DD keeps growing up, but not out, so I thought I would make her some leg-warmers to cover the gap between socks and the bottoms of her pants. We'll see if they fit, and if she likes them.

This was a simple non-pattern on my SK155 + ribber bulky knitting machine, with a Bernat Jacquard self-patterning acrylic yarn.

Set up for 1 by 1 rib, 14..14 on back bed, 13..13 on front bed, Circular cast-on at T0/0, [RC000]. Increase from T3 for the first full row, up one dot each row until at T5/5. Knit 20 rows of ribbing [RC020]. Transfer all stitches to main bed, K40R @ T5 [RC060]. Transfer every other stitch back to ribber. K10R @ T5/5. [RC070] Knit 3 circular rows, then transfer back to main bed.

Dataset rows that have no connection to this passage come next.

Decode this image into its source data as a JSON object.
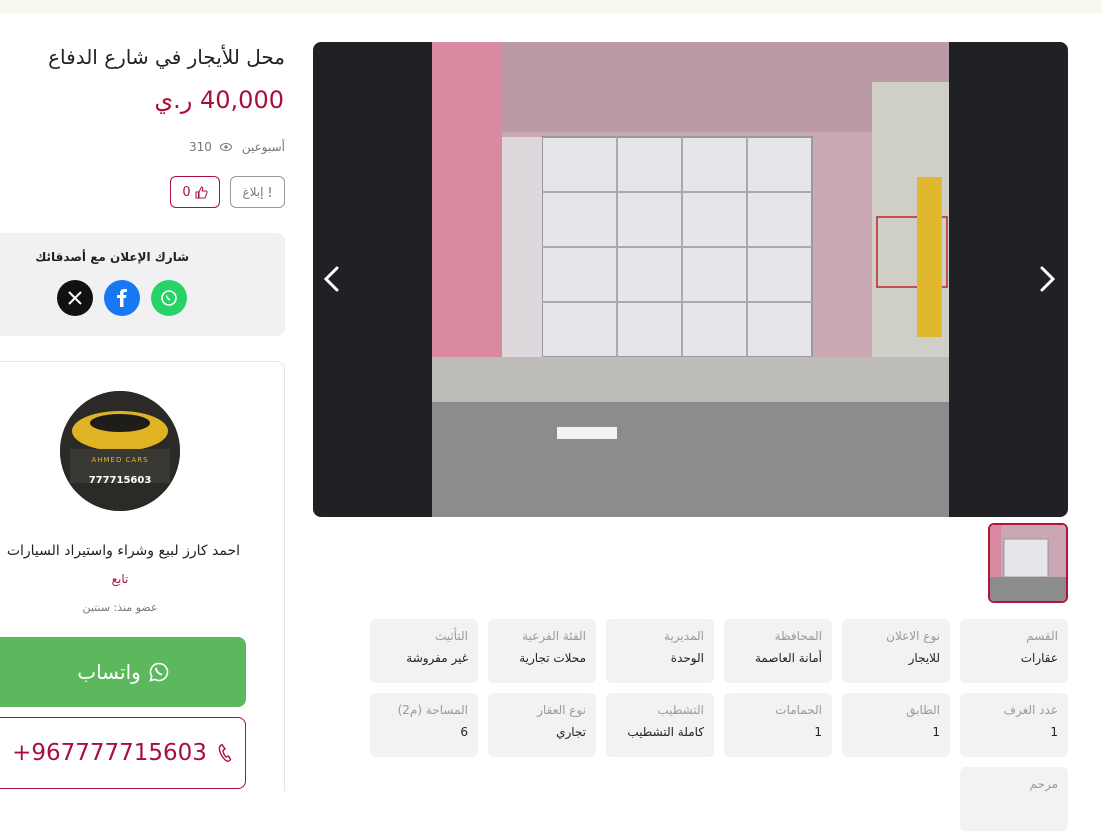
{
  "listing": {
    "title": "محل للأيجار في شارع الدفاع",
    "price": "40,000 ر.ي",
    "age": "أسبوعين",
    "views": "310",
    "likes": "0",
    "report_label": "إبلاغ"
  },
  "share": {
    "title": "شارك الإعلان مع أصدقائك",
    "icons": [
      "x-icon",
      "facebook-icon",
      "whatsapp-icon"
    ]
  },
  "seller": {
    "name": "احمد كارز لبيع وشراء واستيراد السيارات",
    "follow_label": "تابع",
    "member_since": "عضو منذ: سنتين",
    "avatar_brand": "AHMED CARS",
    "avatar_phone": "777715603",
    "whatsapp_label": "واتساب",
    "phone": "+967777715603"
  },
  "details": [
    {
      "label": "القسم",
      "value": "عقارات"
    },
    {
      "label": "نوع الاعلان",
      "value": "للايجار"
    },
    {
      "label": "المحافظة",
      "value": "أمانة العاصمة"
    },
    {
      "label": "المديرية",
      "value": "الوحدة"
    },
    {
      "label": "الفئة الفرعية",
      "value": "محلات تجارية"
    },
    {
      "label": "التأثيث",
      "value": "غير مفروشة"
    },
    {
      "label": "عدد الغرف",
      "value": "1"
    },
    {
      "label": "الطابق",
      "value": "1"
    },
    {
      "label": "الحمامات",
      "value": "1"
    },
    {
      "label": "التشطيب",
      "value": "كاملة التشطيب"
    },
    {
      "label": "نوع العقار",
      "value": "تجاري"
    },
    {
      "label": "المساحة (م2)",
      "value": "6"
    },
    {
      "label": "مرحم",
      "value": ""
    }
  ],
  "colors": {
    "accent": "#a8103a",
    "whatsapp": "#5cb85c",
    "gallery_bg": "#1f2124"
  }
}
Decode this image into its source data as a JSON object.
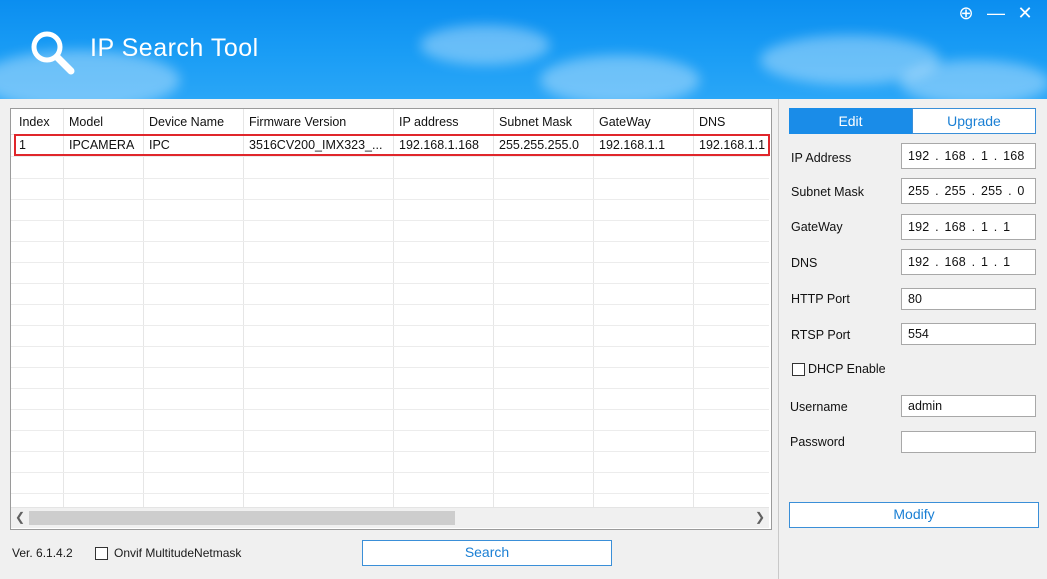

K1R at T4 [COL, RC074]. Back stitch bind off with a tapestry needle, then stitch up the side and bury the ends.